• Description of the task
Repeat the data in full and exactly. Leave the pictures out.

Records supplied section start

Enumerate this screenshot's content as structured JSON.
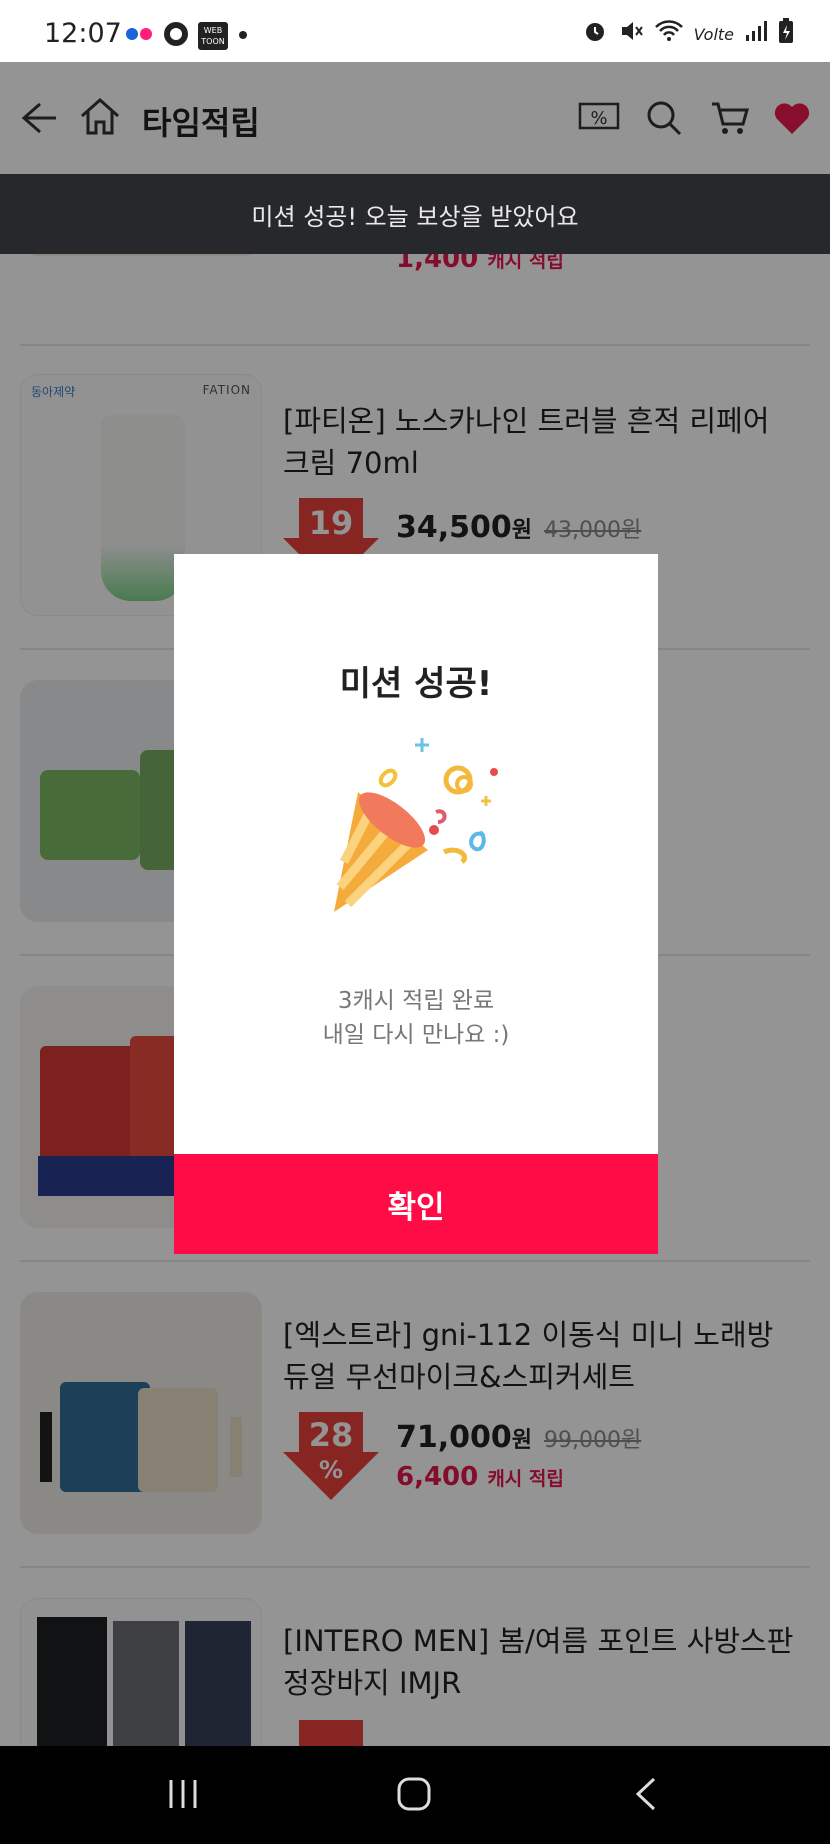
{
  "status_bar": {
    "time": "12:07",
    "app_icons": [
      "flickr-icon",
      "message-icon",
      "webtoon-icon",
      "dot-icon"
    ],
    "webtoon_text": "WEB TOON",
    "right_icons": [
      "alarm-icon",
      "mute-icon",
      "wifi-icon",
      "volte-icon",
      "signal-icon",
      "battery-icon"
    ],
    "volte_text": "Volte"
  },
  "header": {
    "title": "타임적립",
    "icons": [
      "back-arrow-icon",
      "home-icon",
      "coupon-icon",
      "search-icon",
      "cart-icon",
      "heart-icon"
    ],
    "coupon_text": "%"
  },
  "toast": {
    "text": "미션 성공! 오늘 보상을 받았어요"
  },
  "products": [
    {
      "name": "",
      "price": "",
      "original_price": "",
      "discount": "",
      "cash": "1,400",
      "cash_label": "캐시 적립"
    },
    {
      "name": "[파티온] 노스카나인 트러블 흔적 리페어 크림 70ml",
      "price": "34,500",
      "won": "원",
      "original_price": "43,000원",
      "discount": "19",
      "discount_unit": "%",
      "cash": "",
      "cash_label": "",
      "brand_tag": "동아제약",
      "brand": "FATION"
    },
    {
      "name": "",
      "price": "",
      "original_price": "",
      "discount": ""
    },
    {
      "name": "",
      "price": "",
      "original_price": "",
      "discount": ""
    },
    {
      "name": "[엑스트라] gni-112 이동식 미니 노래방 듀얼 무선마이크&스피커세트",
      "price": "71,000",
      "won": "원",
      "original_price": "99,000원",
      "discount": "28",
      "discount_unit": "%",
      "cash": "6,400",
      "cash_label": "캐시 적립"
    },
    {
      "name": "[INTERO MEN] 봄/여름 포인트 사방스판 정장바지 IMJR",
      "price": "",
      "original_price": "",
      "discount": ""
    }
  ],
  "modal": {
    "title": "미션 성공!",
    "icon": "party-popper-icon",
    "message_line1": "3캐시 적립 완료",
    "message_line2": "내일 다시 만나요 :)",
    "confirm_label": "확인"
  },
  "nav_bar": {
    "icons": [
      "recent-apps-icon",
      "home-button-icon",
      "back-button-icon"
    ]
  },
  "colors": {
    "accent": "#ff0b46",
    "cash_red": "#e3184b",
    "discount_red": "#e8413c",
    "toast_bg": "#26282c"
  }
}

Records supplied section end

• Expected answer
Enumerate this screenshot's content as structured JSON.
{
  "status_bar": {
    "time": "12:07",
    "app_icons": [
      "flickr-icon",
      "message-icon",
      "webtoon-icon",
      "dot-icon"
    ],
    "webtoon_text": "WEB TOON",
    "right_icons": [
      "alarm-icon",
      "mute-icon",
      "wifi-icon",
      "volte-icon",
      "signal-icon",
      "battery-icon"
    ],
    "volte_text": "Volte"
  },
  "header": {
    "title": "타임적립",
    "icons": [
      "back-arrow-icon",
      "home-icon",
      "coupon-icon",
      "search-icon",
      "cart-icon",
      "heart-icon"
    ],
    "coupon_text": "%"
  },
  "toast": {
    "text": "미션 성공! 오늘 보상을 받았어요"
  },
  "products": [
    {
      "name": "",
      "price": "",
      "original_price": "",
      "discount": "",
      "cash": "1,400",
      "cash_label": "캐시 적립"
    },
    {
      "name": "[파티온] 노스카나인 트러블 흔적 리페어 크림 70ml",
      "price": "34,500",
      "won": "원",
      "original_price": "43,000원",
      "discount": "19",
      "discount_unit": "%",
      "cash": "",
      "cash_label": "",
      "brand_tag": "동아제약",
      "brand": "FATION"
    },
    {
      "name": "",
      "price": "",
      "original_price": "",
      "discount": ""
    },
    {
      "name": "",
      "price": "",
      "original_price": "",
      "discount": ""
    },
    {
      "name": "[엑스트라] gni-112 이동식 미니 노래방 듀얼 무선마이크&스피커세트",
      "price": "71,000",
      "won": "원",
      "original_price": "99,000원",
      "discount": "28",
      "discount_unit": "%",
      "cash": "6,400",
      "cash_label": "캐시 적립"
    },
    {
      "name": "[INTERO MEN] 봄/여름 포인트 사방스판 정장바지 IMJR",
      "price": "",
      "original_price": "",
      "discount": ""
    }
  ],
  "modal": {
    "title": "미션 성공!",
    "icon": "party-popper-icon",
    "message_line1": "3캐시 적립 완료",
    "message_line2": "내일 다시 만나요 :)",
    "confirm_label": "확인"
  },
  "nav_bar": {
    "icons": [
      "recent-apps-icon",
      "home-button-icon",
      "back-button-icon"
    ]
  },
  "colors": {
    "accent": "#ff0b46",
    "cash_red": "#e3184b",
    "discount_red": "#e8413c",
    "toast_bg": "#26282c"
  }
}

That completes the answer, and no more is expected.